How To Do Weather Reports

Ask NOAA's National Weather Service or The Weather Office's Environment Canada and their advice will be to read their official pronouncements verbatim, word for word.

And, lots of us do just that, making every radio station's forecasts almost identical:
"Partly cloudy today, some clouds tonight and considerable cloudiness tomorrow."

What the heck am I supposed to do with that info?

Then there's Canada:
"a mix of sun and cloud." Now, there's a forecast that has to be 100% correct at least 12 hours every day!
  1. Please, people, read those formal and official weather predictions from your government officials and carefully understand what they mean to your listener in the next few hours.
  2. Put the written forecast away and tell me in your own words - as few words as possible - what I need to do about what the meteorologists are saying is going to happen out there.
  3. Unless there's a major weather emergency, brief and clear is better. I can boot up my computer and get to weather.com before the meteorologist gets it out.
Can we just say "Sunny today 78, Clear 55 tonight and Sunny maybe 80 tomorrow"??

One sign that you're doing weather correctly: it should take about six seconds versus the 30 or more the average personality (and, I do mean "average" in the worst possible way) takes to do it.


Facebook Thread said...

Tony Hayes
Good one Jaye. The thing that drives me crazy is when I hear a jock say something like "currently OUTSIDE it's...." Outside? Really, hello!

Tim Day
Guilty. But not since I said 'mix of sun and cloud' while my PD was standing in the control at the time. ya, that was dumb.

Audra Briner
Funny, Jaye!! :-)

Buzz Jackson
When I worked in Orlando I was leaving the station when a guy on a country station in a nearby market came on and read the entire National Weather Service thunderstorm warning. The whole thing. Verbatim. As in, "the watch area is north of a line 10 miles south of Lakeland to 30 miles south of Deland, and south of a line 15 miles north of Crystal River to Flagler Beach...."

Bob McNeill
I call it "people speak".

James Rabe said...

I agree 100%!

Most often, shorter = better.

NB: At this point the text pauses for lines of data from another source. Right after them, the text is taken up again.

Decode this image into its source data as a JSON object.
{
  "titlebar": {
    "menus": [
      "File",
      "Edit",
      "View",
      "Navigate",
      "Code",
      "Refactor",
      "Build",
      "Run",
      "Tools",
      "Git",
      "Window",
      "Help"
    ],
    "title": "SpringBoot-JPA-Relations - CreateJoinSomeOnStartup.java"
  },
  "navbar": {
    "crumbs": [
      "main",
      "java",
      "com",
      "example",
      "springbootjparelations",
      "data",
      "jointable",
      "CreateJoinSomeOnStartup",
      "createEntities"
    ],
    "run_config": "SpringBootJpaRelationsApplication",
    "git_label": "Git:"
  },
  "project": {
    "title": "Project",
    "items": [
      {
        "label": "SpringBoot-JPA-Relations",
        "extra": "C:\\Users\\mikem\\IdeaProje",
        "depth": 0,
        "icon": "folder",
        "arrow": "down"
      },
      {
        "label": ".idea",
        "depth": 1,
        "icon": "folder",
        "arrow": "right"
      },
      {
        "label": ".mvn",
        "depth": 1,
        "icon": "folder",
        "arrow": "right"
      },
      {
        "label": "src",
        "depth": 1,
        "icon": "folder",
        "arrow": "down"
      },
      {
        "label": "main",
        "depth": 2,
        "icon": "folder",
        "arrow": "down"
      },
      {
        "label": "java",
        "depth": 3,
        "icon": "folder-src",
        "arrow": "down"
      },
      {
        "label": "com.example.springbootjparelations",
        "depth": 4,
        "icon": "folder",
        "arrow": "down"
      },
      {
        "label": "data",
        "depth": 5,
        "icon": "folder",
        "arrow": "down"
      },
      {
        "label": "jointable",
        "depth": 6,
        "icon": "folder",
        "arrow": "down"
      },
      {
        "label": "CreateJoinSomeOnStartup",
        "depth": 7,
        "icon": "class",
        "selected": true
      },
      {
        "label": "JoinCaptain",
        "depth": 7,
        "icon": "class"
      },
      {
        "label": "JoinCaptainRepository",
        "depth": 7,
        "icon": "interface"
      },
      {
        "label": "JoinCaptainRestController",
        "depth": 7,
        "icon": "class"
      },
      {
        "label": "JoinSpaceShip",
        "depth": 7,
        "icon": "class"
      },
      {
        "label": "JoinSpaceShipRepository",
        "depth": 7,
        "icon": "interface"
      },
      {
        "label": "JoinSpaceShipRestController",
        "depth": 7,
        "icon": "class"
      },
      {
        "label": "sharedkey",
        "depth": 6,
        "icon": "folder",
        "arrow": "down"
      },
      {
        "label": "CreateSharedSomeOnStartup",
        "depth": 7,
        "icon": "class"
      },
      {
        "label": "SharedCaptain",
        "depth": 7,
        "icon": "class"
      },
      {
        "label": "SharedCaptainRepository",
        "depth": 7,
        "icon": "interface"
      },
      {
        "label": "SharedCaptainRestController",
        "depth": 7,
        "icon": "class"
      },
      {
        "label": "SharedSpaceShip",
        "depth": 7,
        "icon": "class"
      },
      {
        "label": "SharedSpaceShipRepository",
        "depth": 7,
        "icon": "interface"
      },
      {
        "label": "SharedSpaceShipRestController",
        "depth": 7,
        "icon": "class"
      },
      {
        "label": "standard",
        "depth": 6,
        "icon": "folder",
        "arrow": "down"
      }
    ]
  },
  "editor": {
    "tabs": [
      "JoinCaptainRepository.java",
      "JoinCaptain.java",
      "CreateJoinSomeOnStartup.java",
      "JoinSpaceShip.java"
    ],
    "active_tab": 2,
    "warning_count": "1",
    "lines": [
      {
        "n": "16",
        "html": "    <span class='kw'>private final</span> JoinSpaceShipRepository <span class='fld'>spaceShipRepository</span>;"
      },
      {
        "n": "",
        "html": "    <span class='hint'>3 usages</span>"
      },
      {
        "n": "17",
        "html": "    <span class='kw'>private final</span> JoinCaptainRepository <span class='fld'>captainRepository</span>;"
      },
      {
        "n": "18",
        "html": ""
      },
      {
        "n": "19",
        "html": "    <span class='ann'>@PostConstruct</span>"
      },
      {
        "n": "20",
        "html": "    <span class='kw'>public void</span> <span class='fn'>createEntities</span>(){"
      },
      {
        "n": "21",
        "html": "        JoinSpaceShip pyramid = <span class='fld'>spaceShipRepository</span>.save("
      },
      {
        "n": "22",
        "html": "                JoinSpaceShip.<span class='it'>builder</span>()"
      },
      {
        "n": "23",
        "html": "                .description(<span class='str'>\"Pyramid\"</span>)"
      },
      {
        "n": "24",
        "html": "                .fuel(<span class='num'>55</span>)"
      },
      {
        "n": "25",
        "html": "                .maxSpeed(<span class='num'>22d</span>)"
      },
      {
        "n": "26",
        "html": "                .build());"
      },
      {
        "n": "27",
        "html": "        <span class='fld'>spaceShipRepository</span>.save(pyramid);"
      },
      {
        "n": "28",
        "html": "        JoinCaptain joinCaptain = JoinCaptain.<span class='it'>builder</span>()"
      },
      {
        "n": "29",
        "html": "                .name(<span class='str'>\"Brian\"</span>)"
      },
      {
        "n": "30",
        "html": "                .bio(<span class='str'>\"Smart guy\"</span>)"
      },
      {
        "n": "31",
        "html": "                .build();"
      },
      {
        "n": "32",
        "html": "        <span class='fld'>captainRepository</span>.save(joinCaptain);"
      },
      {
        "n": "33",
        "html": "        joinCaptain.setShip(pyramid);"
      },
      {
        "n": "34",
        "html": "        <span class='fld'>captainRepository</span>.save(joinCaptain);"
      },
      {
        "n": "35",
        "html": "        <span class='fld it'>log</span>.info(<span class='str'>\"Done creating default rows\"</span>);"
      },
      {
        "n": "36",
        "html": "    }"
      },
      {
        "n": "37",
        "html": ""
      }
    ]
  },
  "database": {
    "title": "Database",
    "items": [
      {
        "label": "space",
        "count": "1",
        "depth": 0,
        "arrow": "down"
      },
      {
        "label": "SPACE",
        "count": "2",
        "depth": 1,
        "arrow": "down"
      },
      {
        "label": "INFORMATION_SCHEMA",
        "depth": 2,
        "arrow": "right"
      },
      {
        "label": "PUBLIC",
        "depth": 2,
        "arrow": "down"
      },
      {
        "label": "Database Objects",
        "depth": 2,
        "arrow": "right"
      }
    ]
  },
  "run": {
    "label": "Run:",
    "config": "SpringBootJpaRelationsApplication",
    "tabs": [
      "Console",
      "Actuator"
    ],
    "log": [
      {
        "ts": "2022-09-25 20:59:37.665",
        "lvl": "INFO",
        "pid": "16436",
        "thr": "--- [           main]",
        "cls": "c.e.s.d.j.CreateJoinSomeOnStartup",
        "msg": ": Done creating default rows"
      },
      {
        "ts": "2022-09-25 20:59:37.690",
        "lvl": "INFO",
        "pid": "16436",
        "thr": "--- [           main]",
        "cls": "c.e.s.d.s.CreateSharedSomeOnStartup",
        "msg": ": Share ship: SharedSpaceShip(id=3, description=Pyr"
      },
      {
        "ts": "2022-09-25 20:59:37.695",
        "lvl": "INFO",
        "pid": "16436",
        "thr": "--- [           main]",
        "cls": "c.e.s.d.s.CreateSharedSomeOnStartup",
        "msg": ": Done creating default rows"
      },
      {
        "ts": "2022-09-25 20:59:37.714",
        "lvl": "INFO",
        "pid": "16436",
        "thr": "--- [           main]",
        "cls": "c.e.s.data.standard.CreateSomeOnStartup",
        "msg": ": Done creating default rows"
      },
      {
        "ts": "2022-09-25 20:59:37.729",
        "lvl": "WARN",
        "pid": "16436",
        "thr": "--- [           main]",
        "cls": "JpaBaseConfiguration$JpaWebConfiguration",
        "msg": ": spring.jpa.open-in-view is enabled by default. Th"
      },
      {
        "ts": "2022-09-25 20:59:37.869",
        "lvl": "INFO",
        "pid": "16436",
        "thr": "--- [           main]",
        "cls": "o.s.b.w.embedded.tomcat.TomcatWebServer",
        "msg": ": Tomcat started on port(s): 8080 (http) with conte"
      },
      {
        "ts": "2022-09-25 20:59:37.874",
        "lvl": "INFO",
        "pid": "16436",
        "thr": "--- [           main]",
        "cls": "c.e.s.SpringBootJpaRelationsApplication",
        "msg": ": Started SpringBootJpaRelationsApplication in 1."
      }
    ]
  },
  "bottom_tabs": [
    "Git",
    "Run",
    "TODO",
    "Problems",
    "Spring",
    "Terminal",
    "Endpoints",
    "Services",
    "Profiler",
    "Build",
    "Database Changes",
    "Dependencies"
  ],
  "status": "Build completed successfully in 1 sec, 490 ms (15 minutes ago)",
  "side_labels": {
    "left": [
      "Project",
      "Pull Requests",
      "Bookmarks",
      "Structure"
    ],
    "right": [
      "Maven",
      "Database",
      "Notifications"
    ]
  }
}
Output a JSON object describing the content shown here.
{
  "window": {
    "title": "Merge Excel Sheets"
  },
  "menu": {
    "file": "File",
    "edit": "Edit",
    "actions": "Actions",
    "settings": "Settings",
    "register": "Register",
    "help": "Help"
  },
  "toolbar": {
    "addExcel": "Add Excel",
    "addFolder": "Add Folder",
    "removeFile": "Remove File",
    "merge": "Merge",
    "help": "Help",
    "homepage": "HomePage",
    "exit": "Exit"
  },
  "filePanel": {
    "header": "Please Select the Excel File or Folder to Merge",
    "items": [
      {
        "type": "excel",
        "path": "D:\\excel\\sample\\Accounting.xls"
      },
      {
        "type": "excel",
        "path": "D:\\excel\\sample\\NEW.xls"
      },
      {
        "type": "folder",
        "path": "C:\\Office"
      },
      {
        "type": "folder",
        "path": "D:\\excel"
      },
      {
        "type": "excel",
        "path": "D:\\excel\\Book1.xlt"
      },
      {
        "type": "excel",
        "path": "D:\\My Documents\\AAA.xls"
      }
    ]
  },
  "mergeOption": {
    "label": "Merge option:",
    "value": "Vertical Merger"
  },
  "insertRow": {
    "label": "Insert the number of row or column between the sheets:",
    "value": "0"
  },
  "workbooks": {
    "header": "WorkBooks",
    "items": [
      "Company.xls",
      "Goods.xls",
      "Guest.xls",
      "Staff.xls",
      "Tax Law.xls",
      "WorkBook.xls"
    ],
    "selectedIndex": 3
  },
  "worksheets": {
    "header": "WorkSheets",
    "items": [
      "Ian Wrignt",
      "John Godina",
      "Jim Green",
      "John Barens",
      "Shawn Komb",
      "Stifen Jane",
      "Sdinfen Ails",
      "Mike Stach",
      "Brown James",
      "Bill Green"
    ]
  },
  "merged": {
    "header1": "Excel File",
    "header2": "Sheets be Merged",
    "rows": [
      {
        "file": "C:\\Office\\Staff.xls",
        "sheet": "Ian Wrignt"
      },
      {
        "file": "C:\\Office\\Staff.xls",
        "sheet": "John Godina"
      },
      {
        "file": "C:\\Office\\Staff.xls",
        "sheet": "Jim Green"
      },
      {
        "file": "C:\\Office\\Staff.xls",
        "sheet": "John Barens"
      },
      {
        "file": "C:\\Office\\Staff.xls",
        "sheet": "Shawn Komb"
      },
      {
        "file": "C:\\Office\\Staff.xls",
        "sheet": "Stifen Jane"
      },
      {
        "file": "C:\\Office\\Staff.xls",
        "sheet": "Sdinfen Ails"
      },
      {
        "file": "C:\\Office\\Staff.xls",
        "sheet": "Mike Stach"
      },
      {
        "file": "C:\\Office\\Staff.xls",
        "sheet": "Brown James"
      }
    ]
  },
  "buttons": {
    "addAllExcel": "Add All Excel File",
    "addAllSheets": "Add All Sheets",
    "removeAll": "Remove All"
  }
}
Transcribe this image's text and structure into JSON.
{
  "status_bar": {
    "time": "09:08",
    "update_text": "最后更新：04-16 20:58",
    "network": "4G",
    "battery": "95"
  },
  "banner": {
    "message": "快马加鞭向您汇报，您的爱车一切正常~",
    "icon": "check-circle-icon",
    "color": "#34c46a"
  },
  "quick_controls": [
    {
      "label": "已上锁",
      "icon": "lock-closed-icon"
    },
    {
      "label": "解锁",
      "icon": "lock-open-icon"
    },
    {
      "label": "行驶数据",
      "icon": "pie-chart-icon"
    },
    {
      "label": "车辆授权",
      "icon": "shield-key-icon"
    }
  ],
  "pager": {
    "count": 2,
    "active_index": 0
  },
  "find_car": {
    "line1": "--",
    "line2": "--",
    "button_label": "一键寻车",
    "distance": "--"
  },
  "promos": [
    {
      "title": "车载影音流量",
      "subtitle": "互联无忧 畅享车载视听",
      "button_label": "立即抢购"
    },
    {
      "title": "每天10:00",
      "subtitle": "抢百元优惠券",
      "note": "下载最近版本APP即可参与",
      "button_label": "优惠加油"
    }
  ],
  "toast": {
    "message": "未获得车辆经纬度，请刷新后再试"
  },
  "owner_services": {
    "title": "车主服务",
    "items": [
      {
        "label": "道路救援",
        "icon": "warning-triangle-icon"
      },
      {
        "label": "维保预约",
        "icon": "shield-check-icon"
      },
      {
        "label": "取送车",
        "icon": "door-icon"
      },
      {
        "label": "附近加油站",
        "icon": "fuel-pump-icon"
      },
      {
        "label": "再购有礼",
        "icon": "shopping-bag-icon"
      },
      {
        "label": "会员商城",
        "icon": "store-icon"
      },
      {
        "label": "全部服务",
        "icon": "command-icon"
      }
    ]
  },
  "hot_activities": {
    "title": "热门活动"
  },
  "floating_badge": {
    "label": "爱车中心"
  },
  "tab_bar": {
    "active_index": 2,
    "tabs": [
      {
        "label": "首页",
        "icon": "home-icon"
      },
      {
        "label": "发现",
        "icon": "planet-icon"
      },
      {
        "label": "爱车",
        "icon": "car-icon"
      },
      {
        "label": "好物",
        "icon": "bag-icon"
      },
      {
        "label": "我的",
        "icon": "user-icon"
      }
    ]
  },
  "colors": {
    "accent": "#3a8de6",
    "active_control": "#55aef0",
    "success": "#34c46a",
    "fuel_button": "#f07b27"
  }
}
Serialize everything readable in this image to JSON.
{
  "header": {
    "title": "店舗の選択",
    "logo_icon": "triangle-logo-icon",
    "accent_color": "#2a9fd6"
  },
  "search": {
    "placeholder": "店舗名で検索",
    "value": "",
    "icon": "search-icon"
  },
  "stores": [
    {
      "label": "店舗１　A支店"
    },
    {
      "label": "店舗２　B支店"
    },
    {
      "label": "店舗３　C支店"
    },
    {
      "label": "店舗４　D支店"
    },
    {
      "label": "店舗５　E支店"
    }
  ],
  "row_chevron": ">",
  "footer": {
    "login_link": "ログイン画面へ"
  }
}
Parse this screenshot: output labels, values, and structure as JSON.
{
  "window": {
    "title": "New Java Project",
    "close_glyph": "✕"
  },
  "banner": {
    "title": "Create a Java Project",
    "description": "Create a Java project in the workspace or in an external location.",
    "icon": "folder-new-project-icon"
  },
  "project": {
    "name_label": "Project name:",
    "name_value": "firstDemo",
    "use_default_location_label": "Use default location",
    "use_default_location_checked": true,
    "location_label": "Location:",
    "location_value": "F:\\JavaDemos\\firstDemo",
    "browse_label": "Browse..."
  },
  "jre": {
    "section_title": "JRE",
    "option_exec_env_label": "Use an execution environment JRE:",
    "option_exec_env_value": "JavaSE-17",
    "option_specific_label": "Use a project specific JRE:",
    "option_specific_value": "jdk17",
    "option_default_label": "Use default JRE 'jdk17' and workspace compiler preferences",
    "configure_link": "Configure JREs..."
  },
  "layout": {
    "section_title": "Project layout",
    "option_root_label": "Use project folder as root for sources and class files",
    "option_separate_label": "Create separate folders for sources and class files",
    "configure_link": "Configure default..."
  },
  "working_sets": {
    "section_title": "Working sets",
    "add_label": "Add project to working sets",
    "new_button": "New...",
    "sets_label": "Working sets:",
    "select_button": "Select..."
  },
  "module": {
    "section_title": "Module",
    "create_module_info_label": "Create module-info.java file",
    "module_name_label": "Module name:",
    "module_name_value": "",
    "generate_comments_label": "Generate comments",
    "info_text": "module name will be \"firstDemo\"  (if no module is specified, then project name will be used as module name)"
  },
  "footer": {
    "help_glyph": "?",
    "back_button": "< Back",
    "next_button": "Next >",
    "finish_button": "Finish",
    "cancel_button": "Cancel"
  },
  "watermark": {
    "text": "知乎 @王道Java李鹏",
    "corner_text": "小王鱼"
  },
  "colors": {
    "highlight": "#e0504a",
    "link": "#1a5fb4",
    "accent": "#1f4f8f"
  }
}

No need to say, "Sunny skies" since, a) sky is singular and ii) what else is going to be sunny? The ground?

I also dislike "currently." I would hope you aren't giving me old temps.